Alcohol advertising will NEVER depict drunkenness or drinking to excess.
Advertisements for alcohol in the UK almost always carry a “drink responsibly” message; depict moderation; and link to the Drinkaware web-site for further information.
There is no evidence that advertising is linked to binge-drinking or anti-social behaviour.
The content AND placement of alcohol advertising is well regulated to avoid appealing to U18s
Marketing communications must not be likely to appeal particularly to people under 18
No medium should be used to advertise alcoholic drinks if more than 25% of its audience is under 18 years of age (the 120 index is used for television)
Any model or actor used in an ad must neither be nor appear to be under 25
In addition, both cinema and television make judgment calls on particular shows – for example, the new Batman release will not carry alcohol advertising
There is no evidence to suggest that further restrictions (for example, a 10% audience share) are a necessary or proportionate response.
The French experiment with Loi Evin has not worked.
In 1999, the French Parliament concluded that Loi Evin (introduced in 1991) had been ineffective in reducing high-risk drinking patterns1 and even the French anti-alcohol NGO ‘ANPAA’ accepts that the effects of the law are “weak”2. They continue to advocate regulation along the lines of the Loi Evin on “symbolic” grounds.
The UK drinks the same as the European average, we are drinking less often, and we are drinking more sensibly.
UK per capita consumption has fallen from 9.5 to 8.3 litres per head3 between 2004 and 2011. Consumption in the UK is equal to the European average, and we are lower than many of our European neighbours, including Spain, Ireland and France.4
The majority or people drink within weekly guidelines - in 2010, 74% of men drank less than 21 units p/w (2005: 69%) and 83% of women drank less than 14 units p/w (2005: 79%).5
Drinking at harmful levels falling - in 2010, 6% of men drank more than 50 units p/w (2005: 9%) with the equivalent for women down to 3% from 5%).6
Binge drinking is down - in 2010, 19% of men drank more than 8 units on their heaviest drinking day (2005: 23%) and 13% of women drank over 6 units (down from 15% in 2005).7
If you want to know when we publish one of these alerts, follow @ad_association
 La Loi relative à la lutte contre le tabagisme et l'alcoolisme : rapport d'évaluation, G.
Berger et al., La Documentation
Française, p. 106
 The ‘Loi Evin’ : a French exception, Dr. Alain
Rigaud, Président Association Nationale
de Prévention en Alcoologie et
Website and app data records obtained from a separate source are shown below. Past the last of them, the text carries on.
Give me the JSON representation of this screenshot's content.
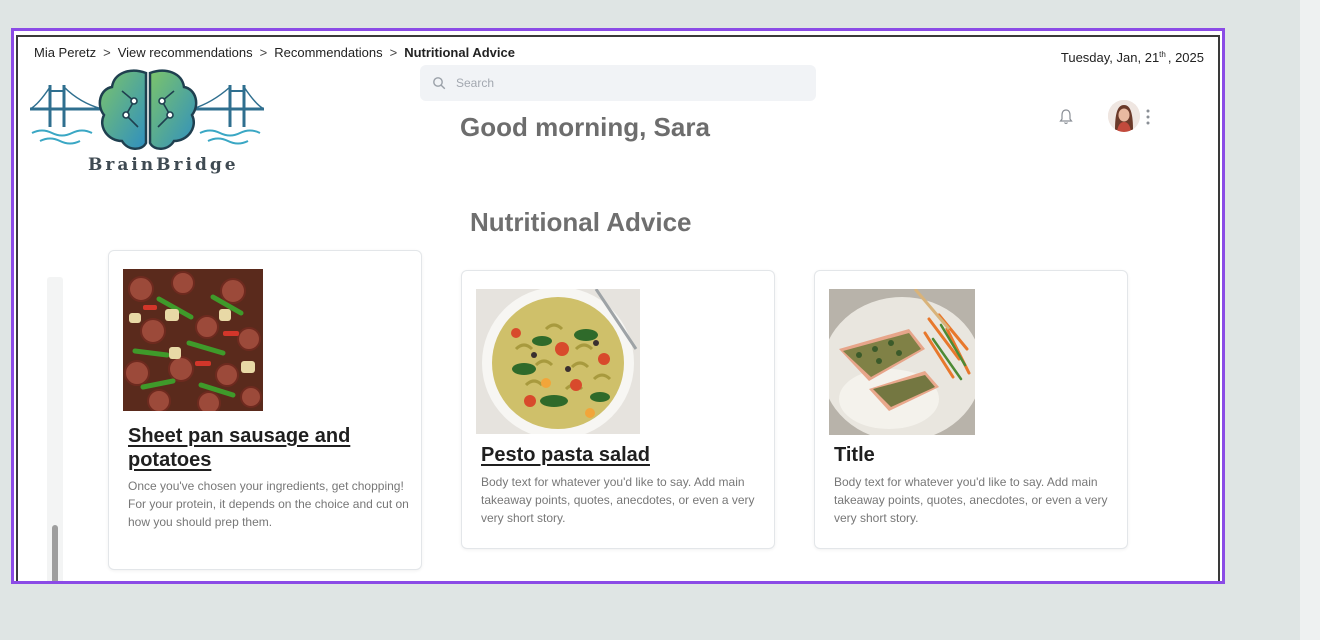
{
  "breadcrumb": {
    "items": [
      "Mia Peretz",
      "View recommendations",
      "Recommendations",
      "Nutritional Advice"
    ],
    "separator": ">"
  },
  "date": {
    "prefix": "Tuesday,  Jan, 21",
    "suffix": "th",
    "year": ", 2025"
  },
  "search": {
    "placeholder": "Search"
  },
  "greeting": "Good morning, Sara",
  "logo": {
    "text": "BrainBridge"
  },
  "section_title": "Nutritional Advice",
  "cards": [
    {
      "title": "Sheet pan sausage and potatoes",
      "body": "Once you've chosen your ingredients, get chopping! For your protein, it depends on the choice and cut on how you should prep them.",
      "image": "sausage-potatoes-photo"
    },
    {
      "title": "Pesto pasta salad",
      "body": "Body text for whatever you'd like to say. Add main takeaway points, quotes, anecdotes, or even a very very short story.",
      "image": "pasta-salad-photo"
    },
    {
      "title": "Title",
      "body": "Body text for whatever you'd like to say. Add main takeaway points, quotes, anecdotes, or even a very very short story.",
      "image": "salmon-rice-photo"
    }
  ],
  "icons": [
    "search-icon",
    "bell-icon",
    "avatar",
    "kebab-menu-icon",
    "brainbridge-logo"
  ],
  "colors": {
    "frame": "#8b4be6",
    "heading": "#6f6f6f",
    "logo_teal": "#3aa7c4",
    "logo_green": "#7cc46a"
  }
}
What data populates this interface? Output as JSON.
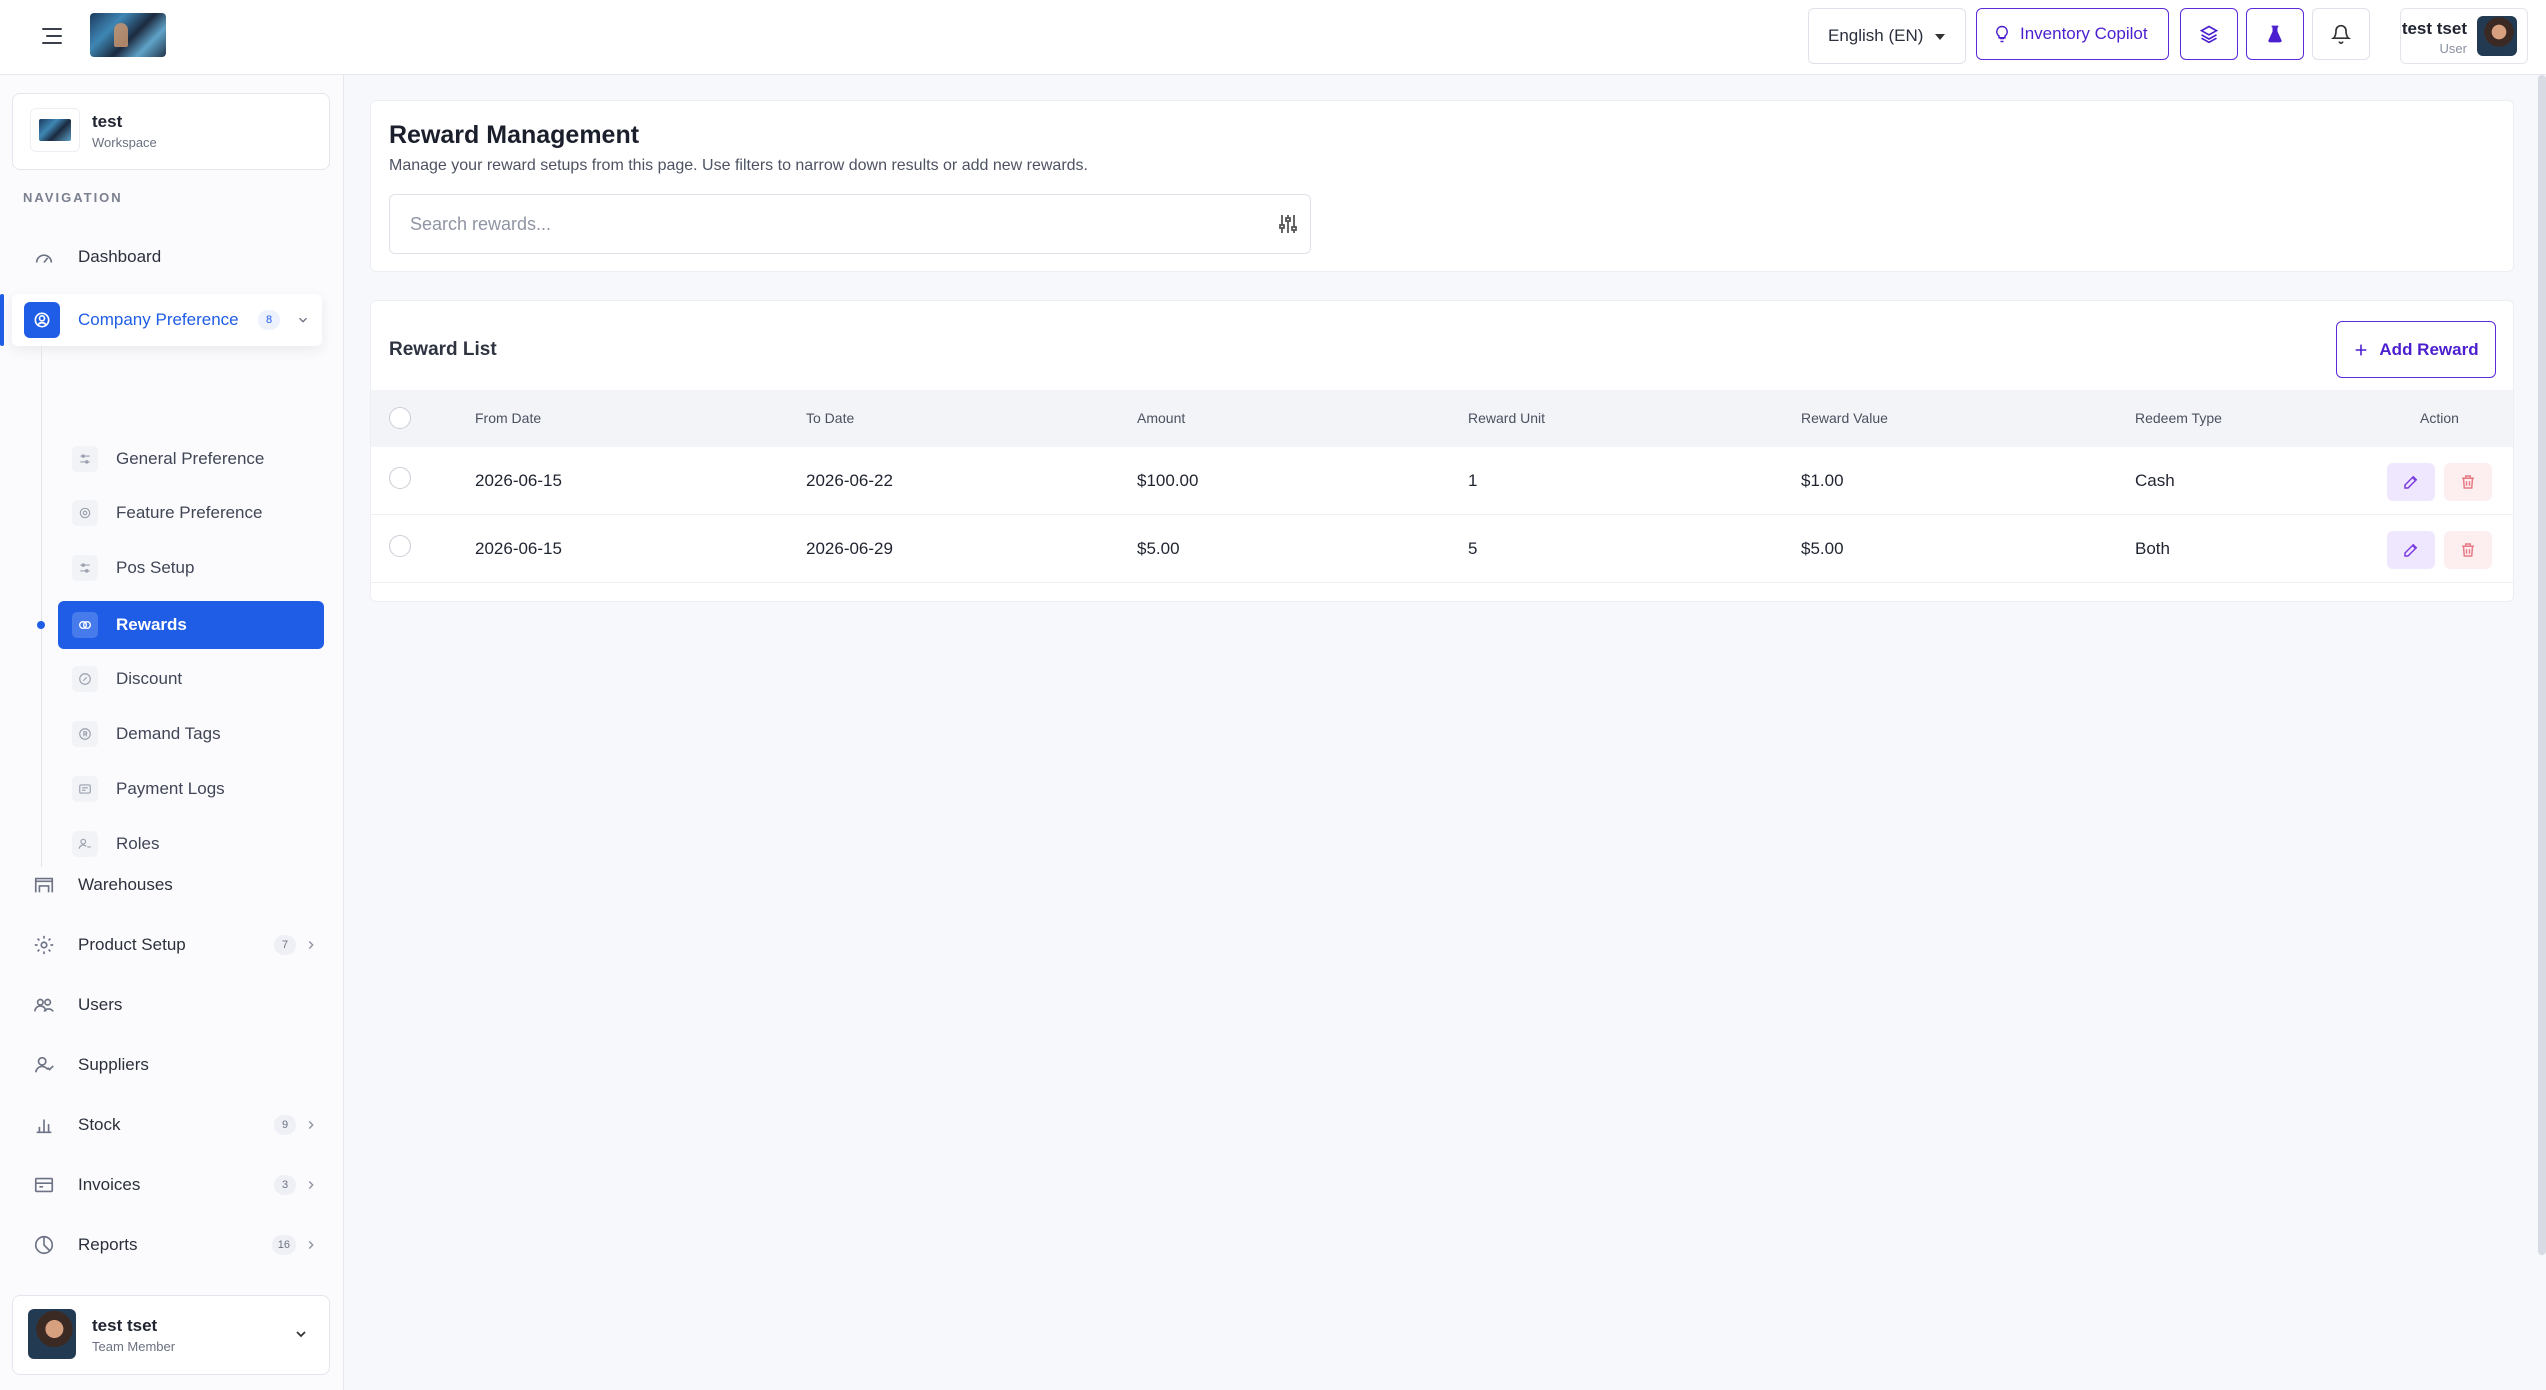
{
  "topbar": {
    "language": "English (EN)",
    "copilot_label": "Inventory Copilot",
    "user_name": "test tset",
    "user_role": "User"
  },
  "sidebar": {
    "workspace_name": "test",
    "workspace_label": "Workspace",
    "nav_heading": "NAVIGATION",
    "items": [
      {
        "label": "Dashboard"
      },
      {
        "label": "Company Preference",
        "badge": "8"
      },
      {
        "label": "Warehouses"
      },
      {
        "label": "Product Setup",
        "badge": "7"
      },
      {
        "label": "Users"
      },
      {
        "label": "Suppliers"
      },
      {
        "label": "Stock",
        "badge": "9"
      },
      {
        "label": "Invoices",
        "badge": "3"
      },
      {
        "label": "Reports",
        "badge": "16"
      }
    ],
    "sub_items": [
      {
        "label": "General Preference"
      },
      {
        "label": "Feature Preference"
      },
      {
        "label": "Pos Setup"
      },
      {
        "label": "Rewards"
      },
      {
        "label": "Discount"
      },
      {
        "label": "Demand Tags"
      },
      {
        "label": "Payment Logs"
      },
      {
        "label": "Roles"
      }
    ],
    "user_name": "test tset",
    "user_role": "Team Member"
  },
  "header": {
    "title": "Reward Management",
    "subtitle": "Manage your reward setups from this page. Use filters to narrow down results or add new rewards.",
    "search_placeholder": "Search rewards..."
  },
  "rewards": {
    "title": "Reward List",
    "add_label": "Add Reward",
    "columns": [
      "From Date",
      "To Date",
      "Amount",
      "Reward Unit",
      "Reward Value",
      "Redeem Type",
      "Action"
    ],
    "rows": [
      {
        "from": "2026-06-15",
        "to": "2026-06-22",
        "amount": "$100.00",
        "unit": "1",
        "value": "$1.00",
        "redeem": "Cash"
      },
      {
        "from": "2026-06-15",
        "to": "2026-06-29",
        "amount": "$5.00",
        "unit": "5",
        "value": "$5.00",
        "redeem": "Both"
      }
    ]
  },
  "colors": {
    "primary": "#1f5de6",
    "accent": "#5b2bd8",
    "edit": "#7a3ce0",
    "delete": "#e77b86"
  }
}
 HM Customs and Excise & British
Beer & Pub Association, New figures show UK alcohol consumption down again
in 2011, 11 March 2012.
 OECD Health
Data ,2010; WHO, 2010
 Ibid., Table 2.2
 Ibid., Table 2.4